If you haven't found a couple of 2014 Cincinnati Fringe show
that you're dying to see this weekend, you need to go to CityBeat's
Fringe hub for some
recommendations — including reviews of early performances of all 30-plus shows. But if you're still coming up short, there are more choices
from area theaters.
If it's fun you're seeking, you might want to stop by the
Carnegie in Covington, where Showbiz Players is presenting Spamalot.
It opens tonight and runs through June 8. You probably know that this very
amusing musical (it won three 2005 Tony Awards, including best musical) is
"lovingly ripped off" from Monty Python and the Holy Grail. If
you can repeat lines from that 1975 cult hit, then this is surely the show for
you. Tickets ($21.50-$24.50): 859-957-1940
Although it's not part of the Fringe, Marc Bamuthi Joseph's red,
black & GREEN: a blues surely could be. The hybrid performance
work leads audiences through four seasons in four cities: summer in Chicago,
fall in Houston, winter in Harlem and spring in Oakland. Memories,
hallucinations, dreams and lamentations are set in shotgun houses and subway
cars, on park benches and in father-son conversations. I haven't seen it, but
people I know have raved about the power of the work, which ranges from
hilarious to poignantly sad. Joseph is a spoken-word poet, and his work is

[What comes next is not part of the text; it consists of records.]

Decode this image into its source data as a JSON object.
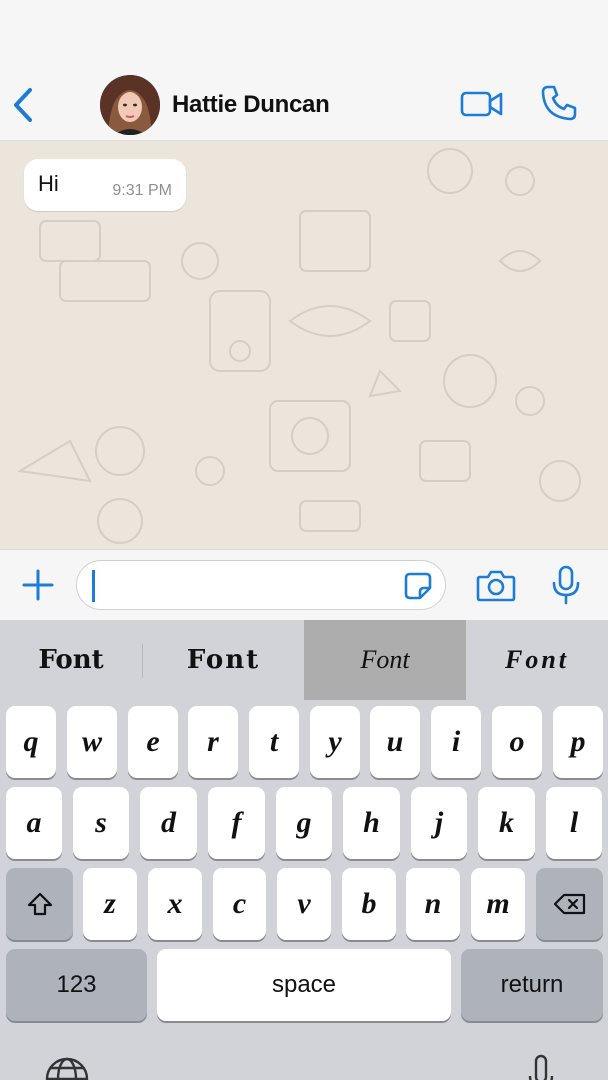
{
  "header": {
    "contact_name": "Hattie Duncan",
    "back_icon": "chevron-left-icon",
    "video_icon": "video-camera-icon",
    "call_icon": "phone-icon",
    "accent": "#1c7cd6"
  },
  "messages": [
    {
      "text": "Hi",
      "time": "9:31 PM",
      "direction": "incoming"
    }
  ],
  "input_bar": {
    "value": "",
    "plus_icon": "plus-icon",
    "sticker_icon": "sticker-icon",
    "camera_icon": "camera-icon",
    "mic_icon": "microphone-icon"
  },
  "keyboard": {
    "suggestions": [
      {
        "label": "Font",
        "selected": false
      },
      {
        "label": "Font",
        "selected": false
      },
      {
        "label": "Font",
        "selected": true
      },
      {
        "label": "Font",
        "selected": false
      }
    ],
    "row1": [
      "q",
      "w",
      "e",
      "r",
      "t",
      "y",
      "u",
      "i",
      "o",
      "p"
    ],
    "row2": [
      "a",
      "s",
      "d",
      "f",
      "g",
      "h",
      "j",
      "k",
      "l"
    ],
    "row3": [
      "z",
      "x",
      "c",
      "v",
      "b",
      "n",
      "m"
    ],
    "numbers_label": "123",
    "space_label": "space",
    "return_label": "return",
    "shift_icon": "shift-icon",
    "delete_icon": "backspace-icon",
    "globe_icon": "globe-icon",
    "dictation_icon": "dictation-mic-icon"
  }
}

meant to be a conversation starter about sustainability and community building.
It's being presented on Friday and Saturday evening by the Contemporary Arts
Center at the Aronoff's Jarson-Kaplan Theater. Tickets ($18 for CAC members,
$23 for everyone else): 513-621-2787
This is the final weekend for The North Pool
at the Cincinnati Playhouse. (CityBeat review here.) Rajiv Joseph's anxiety-filled drama is a sparring match
between a hard-nosed vice principal who thinks he knows something and a
student, the son of Middle Eastern immigrants, who has things he wants to keep
to himself — but it's not what the school official thinks. In fact, they both
have secrets that are slowly, painfully revealed. Great script, great actors.
This one is definitely worth catching. Tickets ($25 for students; $30-$75 for
0 Comments · Wednesday, May 28, 2014
I’ve been a theater critic for almost
three decades. I’m an optimist: I routinely attend shows hoping to be
pleased or surprised. Doesn’t always happen, of course, but I keep going
back. Maybe that’s a little crazy, but I’ve kept at it for all these
years because our Cincinnati theater scene gets better and better, and I
want everyone to hear about it.
0 Comments · Wednesday, May 28, 2014
The folks behind the Cappies program that
recognizes high school theater productions and performances decided to
establish a new recognition for the 2014 awards, presented on Friday,
May 23, at the Aronoff Center.